KB Home's financing arm improved pre-tax income by $0.2 million to $9.5 million in the fourth quarter. Combined with housing profits, the organization's total net income declined by 13.9% year over year, to $106.1 million. Diluted earnings per share dipped commensurately by 14.5%, to $1.12.

While fourth-quarter results reflected KB Home's continuing rebound from its second-quarter weakness, investors nonetheless pushed shares up by more than 5% in late-afternoon trade on Wednesday. This is due to a burgeoning order book -- the company reported a 42% increase in net new home orders in the fourth quarter. Multiple trends are increasing demand versus supply in the housing industry, including a chronic underbuilding of new houses in the 10 years since the Great Recession, to millennials' delayed starting of families.

Indeed, KB Home reported that its orders now stand at their highest fourth-quarter level since 2005. In addition, the value of its backlog jumped 63% over the fourth quarter of 2019, to $3 billion -- an amount equal to nearly three-quarters of the company's entire 2020 revenue of $4.2 billion.
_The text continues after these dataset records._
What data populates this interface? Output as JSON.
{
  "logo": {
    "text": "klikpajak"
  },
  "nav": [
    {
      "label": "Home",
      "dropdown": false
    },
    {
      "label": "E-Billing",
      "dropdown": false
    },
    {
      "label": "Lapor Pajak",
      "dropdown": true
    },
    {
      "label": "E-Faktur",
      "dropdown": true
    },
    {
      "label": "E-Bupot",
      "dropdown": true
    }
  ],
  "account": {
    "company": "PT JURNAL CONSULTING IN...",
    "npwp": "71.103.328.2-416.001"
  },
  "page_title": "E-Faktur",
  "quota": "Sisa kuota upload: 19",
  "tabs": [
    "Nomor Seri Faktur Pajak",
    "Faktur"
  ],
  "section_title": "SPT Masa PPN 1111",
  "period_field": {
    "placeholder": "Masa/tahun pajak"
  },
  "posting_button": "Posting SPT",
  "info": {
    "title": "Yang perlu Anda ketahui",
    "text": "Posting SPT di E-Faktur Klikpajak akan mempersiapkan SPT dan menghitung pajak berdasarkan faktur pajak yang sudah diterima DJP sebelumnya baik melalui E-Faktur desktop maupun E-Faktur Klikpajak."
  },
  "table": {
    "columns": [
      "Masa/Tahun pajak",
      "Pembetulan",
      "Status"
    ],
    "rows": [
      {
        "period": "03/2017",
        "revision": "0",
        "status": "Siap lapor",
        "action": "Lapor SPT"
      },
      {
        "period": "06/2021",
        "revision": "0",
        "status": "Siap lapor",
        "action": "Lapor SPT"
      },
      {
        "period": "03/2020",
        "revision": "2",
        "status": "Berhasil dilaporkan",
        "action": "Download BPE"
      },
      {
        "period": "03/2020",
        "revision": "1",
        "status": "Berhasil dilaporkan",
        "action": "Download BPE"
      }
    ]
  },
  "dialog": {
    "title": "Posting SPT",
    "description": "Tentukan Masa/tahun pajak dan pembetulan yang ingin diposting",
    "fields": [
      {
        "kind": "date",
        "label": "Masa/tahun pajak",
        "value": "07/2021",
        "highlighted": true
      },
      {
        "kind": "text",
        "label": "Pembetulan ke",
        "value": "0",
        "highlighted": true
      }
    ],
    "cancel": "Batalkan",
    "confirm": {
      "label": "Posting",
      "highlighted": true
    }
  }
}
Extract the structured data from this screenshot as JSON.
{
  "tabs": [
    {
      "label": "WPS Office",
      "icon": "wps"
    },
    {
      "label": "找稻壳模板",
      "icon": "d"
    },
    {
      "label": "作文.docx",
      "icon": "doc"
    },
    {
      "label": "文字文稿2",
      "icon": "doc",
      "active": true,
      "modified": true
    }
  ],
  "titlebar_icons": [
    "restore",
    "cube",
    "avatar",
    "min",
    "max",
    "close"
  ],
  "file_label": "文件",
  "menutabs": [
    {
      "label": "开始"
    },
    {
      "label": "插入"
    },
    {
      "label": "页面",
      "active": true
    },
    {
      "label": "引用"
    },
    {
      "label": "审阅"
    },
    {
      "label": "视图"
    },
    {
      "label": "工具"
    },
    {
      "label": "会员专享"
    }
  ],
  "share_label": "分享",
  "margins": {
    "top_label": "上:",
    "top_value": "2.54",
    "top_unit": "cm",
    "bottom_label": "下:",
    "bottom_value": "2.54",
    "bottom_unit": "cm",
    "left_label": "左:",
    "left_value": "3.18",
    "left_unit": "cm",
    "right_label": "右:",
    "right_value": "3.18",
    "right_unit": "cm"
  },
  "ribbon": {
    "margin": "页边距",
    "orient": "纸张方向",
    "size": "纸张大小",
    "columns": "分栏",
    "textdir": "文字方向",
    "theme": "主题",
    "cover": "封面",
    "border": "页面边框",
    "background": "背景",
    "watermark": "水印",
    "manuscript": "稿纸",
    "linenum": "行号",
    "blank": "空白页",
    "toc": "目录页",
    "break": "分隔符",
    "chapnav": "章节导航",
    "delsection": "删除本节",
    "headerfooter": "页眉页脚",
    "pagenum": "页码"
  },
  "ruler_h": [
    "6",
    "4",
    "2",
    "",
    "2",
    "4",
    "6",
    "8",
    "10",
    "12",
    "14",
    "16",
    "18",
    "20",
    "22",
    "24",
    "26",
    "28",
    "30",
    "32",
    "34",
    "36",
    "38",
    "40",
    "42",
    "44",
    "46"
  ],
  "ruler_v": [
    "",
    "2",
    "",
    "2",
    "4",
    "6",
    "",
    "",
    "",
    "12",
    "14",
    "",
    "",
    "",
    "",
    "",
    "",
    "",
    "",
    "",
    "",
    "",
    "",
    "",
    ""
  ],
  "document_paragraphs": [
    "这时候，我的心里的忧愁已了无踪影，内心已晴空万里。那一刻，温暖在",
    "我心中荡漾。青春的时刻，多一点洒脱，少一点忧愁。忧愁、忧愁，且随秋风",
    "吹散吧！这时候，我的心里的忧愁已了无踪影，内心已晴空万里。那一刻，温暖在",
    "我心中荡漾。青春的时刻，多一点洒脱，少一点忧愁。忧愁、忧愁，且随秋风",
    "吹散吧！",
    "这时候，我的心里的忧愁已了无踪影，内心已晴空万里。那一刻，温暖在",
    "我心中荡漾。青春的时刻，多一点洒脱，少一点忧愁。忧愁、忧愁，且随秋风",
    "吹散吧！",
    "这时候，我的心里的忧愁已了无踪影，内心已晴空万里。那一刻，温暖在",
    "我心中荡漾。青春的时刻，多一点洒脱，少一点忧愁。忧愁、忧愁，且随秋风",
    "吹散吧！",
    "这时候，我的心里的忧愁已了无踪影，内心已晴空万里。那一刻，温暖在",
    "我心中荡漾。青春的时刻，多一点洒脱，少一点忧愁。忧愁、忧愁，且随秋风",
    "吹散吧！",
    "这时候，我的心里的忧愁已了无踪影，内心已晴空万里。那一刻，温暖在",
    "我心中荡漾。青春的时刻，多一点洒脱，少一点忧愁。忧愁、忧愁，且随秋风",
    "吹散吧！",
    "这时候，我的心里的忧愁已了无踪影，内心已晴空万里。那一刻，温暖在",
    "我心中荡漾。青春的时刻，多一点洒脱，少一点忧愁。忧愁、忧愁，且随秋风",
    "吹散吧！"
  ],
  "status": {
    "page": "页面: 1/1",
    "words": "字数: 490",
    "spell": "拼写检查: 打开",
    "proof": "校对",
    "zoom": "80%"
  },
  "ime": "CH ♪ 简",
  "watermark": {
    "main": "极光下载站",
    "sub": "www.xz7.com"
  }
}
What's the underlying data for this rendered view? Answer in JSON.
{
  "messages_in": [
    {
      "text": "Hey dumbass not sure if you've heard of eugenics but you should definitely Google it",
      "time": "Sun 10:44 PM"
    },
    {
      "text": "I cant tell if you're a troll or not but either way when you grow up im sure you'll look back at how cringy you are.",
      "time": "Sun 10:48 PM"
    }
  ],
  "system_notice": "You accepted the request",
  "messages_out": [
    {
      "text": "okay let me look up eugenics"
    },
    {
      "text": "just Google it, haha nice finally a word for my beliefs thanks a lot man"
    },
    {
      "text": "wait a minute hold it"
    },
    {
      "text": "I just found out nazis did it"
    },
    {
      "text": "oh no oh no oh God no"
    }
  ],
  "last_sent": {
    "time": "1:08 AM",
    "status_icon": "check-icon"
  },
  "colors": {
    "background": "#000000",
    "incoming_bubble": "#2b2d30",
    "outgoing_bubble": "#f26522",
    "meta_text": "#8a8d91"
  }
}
As it works through its backlog over the next several quarters, the residential construction leader should be able to realize handsome pricing power: The company's average selling price per home has increased by 5% over the prior-year quarter, to roughly $414,000.

A promising outlook versus investor skepticism

Management pointed to its behemoth rise in orders and backlog, as well as a plan to increase its year-over-year community count (which currently stands at 263), as qualitative factors that signal extremely strong revenue and earnings potential over the next several quarters. In its earnings press release, management stated that "the Company expects to achieve significant growth in its scale and profits in 2021."

Yet KBH Home refrained from providing specific quantitative guidance either for the upcoming quarter or the new fiscal year, citing remaining uncertainty due to the lingering effects of the pandemic. Management believes that it can't rely on a stable earnings environment "until the COVID-19 pandemic has been resolved as a public health crisis."

Perhaps this gives savvy investors an opportunity, as skepticism regarding a housing recovery in the context of the pandemic, combined with a traditional wariness among investors around the cyclicality of residential construction, has kept something of a lid on home builders' share prices. KB Home, especially, looks attractive for those with a bent toward patience -- as of this writing, its shares are trading at just eight times forward 2021 earnings.